Anonymous wrote: "I downloaded the VL 4.0 ISO (yes, the MD5 checksum matched OK) and booted from the CD. After going through a few (colourful) text screens, I got to the bit where it goes to verify the distro and it printed "SEARCHING....". 30 seconds later, it gave up and claimed it couldn't find the distro !"

I had a similar problem when I installed VL3.2 SOHO. When I tried to install again, I chose not to verify (confident - perhaps foolishly - that the ISO was fine), and the installation went smoothly.

I later mucked up my system to the extent that a reinstall was necessary, so I took the opportunity to switch to Libranet 2.7. However, VL 3.2 SOHO was the fastest distribution I had ever loaded on my aging laptop (Celeron 400), and when VL 4.0 SOHO comes out, I suspect I will be switching back.

so if i cut down a mandrake... will itbe as fast as vector
by tech_user on Mon 3rd Nov 2003 16:53 UTC

if i get a mandrake... shut off all non-necessary services ... (only cupsd required) ... use a light wm like xfce ... will i have a system as fast as Vector?

considering mandrake is for i586?

or have vector done something else too?

t

The future of Linux is in user-friendly distros...
by free loader on Mon 3rd Nov 2003 17:37 UTC

The Vector Linux development team should strive to make this distro as bug-free as possible. I've understood that Vector is targeted to non-expert users, since more experienced users are likely to go for Slackware. Absolute beginners will abandon Vector as soon as something refuses to work as expected - they are not likely to be as resourceful as the reviewer when encountering similar problems.

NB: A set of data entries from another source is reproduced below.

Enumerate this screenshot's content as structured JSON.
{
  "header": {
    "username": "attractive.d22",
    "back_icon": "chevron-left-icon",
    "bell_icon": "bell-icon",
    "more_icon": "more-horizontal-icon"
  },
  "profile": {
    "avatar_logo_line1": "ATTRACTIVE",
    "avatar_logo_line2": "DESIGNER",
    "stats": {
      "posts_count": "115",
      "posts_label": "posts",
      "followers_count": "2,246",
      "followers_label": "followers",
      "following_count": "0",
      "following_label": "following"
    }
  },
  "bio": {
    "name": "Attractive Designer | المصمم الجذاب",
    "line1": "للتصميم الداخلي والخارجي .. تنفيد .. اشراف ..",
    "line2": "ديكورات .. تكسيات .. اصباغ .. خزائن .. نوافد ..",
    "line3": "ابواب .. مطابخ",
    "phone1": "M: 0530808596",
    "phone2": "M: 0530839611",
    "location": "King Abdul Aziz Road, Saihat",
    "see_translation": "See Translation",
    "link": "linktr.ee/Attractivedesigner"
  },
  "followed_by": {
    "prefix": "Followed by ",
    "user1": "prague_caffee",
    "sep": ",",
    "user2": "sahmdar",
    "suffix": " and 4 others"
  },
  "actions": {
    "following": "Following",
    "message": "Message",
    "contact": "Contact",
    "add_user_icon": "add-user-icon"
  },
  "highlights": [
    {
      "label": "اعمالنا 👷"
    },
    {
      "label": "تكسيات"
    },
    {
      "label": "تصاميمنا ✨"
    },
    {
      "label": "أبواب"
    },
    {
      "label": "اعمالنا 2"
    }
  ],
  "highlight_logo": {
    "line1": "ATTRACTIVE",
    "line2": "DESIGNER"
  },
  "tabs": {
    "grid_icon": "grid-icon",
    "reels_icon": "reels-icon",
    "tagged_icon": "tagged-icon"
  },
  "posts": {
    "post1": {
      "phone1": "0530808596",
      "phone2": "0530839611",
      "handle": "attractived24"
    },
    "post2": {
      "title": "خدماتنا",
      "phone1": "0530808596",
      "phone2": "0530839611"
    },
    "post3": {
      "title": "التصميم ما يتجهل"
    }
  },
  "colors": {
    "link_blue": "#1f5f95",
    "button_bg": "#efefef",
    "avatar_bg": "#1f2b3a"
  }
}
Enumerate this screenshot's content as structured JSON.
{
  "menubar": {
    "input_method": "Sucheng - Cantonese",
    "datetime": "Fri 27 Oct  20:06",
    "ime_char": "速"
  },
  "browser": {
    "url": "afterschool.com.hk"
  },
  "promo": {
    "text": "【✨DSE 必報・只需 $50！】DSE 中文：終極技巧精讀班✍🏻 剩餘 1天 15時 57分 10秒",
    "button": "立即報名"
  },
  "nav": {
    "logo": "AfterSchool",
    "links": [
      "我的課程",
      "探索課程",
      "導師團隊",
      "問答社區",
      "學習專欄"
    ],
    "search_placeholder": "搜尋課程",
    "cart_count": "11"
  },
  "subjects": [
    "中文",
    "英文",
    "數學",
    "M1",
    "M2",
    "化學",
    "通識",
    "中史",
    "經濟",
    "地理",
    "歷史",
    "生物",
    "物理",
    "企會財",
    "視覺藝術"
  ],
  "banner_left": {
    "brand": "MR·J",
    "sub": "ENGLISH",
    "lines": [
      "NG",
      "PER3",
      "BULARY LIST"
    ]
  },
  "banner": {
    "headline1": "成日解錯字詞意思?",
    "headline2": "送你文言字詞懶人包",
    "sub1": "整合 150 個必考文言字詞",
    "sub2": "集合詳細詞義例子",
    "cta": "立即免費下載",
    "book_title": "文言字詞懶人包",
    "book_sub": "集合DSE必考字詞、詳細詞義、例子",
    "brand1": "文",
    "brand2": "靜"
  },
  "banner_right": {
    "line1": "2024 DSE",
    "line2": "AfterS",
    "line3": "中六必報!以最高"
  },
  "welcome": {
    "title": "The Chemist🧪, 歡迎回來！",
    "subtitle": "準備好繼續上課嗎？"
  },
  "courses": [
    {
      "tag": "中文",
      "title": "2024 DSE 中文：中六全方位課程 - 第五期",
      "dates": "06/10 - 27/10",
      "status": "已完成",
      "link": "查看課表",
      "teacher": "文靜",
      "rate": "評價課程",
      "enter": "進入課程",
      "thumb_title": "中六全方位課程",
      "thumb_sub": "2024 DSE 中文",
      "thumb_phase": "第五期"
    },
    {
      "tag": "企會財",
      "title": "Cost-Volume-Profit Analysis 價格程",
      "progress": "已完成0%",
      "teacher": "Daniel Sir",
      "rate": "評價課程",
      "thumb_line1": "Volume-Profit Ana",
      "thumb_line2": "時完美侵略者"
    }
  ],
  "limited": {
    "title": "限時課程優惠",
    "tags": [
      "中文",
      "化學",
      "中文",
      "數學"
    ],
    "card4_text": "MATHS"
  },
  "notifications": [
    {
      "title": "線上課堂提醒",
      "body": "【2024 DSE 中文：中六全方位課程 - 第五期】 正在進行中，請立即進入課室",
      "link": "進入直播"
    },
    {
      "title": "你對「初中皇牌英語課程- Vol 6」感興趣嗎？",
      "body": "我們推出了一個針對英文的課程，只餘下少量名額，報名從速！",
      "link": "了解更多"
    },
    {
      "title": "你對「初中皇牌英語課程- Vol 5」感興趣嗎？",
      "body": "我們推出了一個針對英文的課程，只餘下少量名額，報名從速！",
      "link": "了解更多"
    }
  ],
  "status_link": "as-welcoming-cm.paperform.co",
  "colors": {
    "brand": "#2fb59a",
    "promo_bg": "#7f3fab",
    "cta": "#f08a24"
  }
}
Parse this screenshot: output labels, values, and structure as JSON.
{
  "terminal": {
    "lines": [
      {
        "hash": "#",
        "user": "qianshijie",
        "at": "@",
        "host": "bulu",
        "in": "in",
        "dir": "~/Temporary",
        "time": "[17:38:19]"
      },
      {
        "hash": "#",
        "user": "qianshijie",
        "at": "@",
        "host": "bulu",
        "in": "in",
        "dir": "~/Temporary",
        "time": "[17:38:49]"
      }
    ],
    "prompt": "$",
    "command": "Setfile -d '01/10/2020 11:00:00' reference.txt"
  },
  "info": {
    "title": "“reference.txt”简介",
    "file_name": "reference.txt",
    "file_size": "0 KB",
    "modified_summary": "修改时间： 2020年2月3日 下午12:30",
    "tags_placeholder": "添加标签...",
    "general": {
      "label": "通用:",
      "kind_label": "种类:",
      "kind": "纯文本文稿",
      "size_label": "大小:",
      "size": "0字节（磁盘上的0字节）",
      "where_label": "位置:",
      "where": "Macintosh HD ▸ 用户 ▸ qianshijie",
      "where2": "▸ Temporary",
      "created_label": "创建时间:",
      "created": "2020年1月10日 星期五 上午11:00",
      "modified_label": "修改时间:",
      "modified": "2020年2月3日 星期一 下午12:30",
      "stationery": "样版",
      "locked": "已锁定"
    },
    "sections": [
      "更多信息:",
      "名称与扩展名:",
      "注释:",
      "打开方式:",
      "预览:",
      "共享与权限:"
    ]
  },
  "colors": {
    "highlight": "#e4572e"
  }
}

I like light-weight distros, but at the moment I rather use Morphix Light-GUI because it offers easy software installation via apt-get/Synaptic. However, if I needed to install Linux to a PC with slow dial-up connection, I might opt for Vector Linux. Keep up the good work and make Vector a distro that even clueless beginners like me can enjoy!

Re: Hurd
by dpi on Mon 3rd Nov 2003 18:29 UTC

"But it really looks a bit dead when one examines the ChangeLogs on their website (http://www.gnu.org/software/hurd/ )."

Perhaps it _looks_ like he's dead. But it actually isn't. Though a stable release won't come Anytime Soon (TM). There's still development on the Hurd. I know one developer who's busy with it. But he had to quit about 9 months ago and started again a while ago. Actually, one can ''beta test'' it by dloading an ISO ;)

2.6 compatible
by xmp on Mon 3rd Nov 2003 22:32 UTC

For Vector 4.0 I just had to add module-init-tools package from linuxpackages site.

tidbits
by xmp on Mon 3rd Nov 2003 22:47 UTC

On HURD: thought linux really shifted the emphasis away from this one, with GNU going with Debian.

On Installer: I had the same CD prob. Rather than using mount command, I just made boot floppies and installed that way. It found the CDrom fine. My CDrom is so old that Slack 9 iso, for instance, won't even boot on it.

On optimizations: the bsd style *nix and debian seem quick even though they don't use heavy optimizations like source-based. I will have to try the gcc -Os, didn't know it could be better than speed optimizations.

On VASM: I was able to change to GUI login screen with no probs. However, the WM select screen still appears even though I told VASM to use IceWM. This is a minor issue though, since tweaking .x files isn't too painful.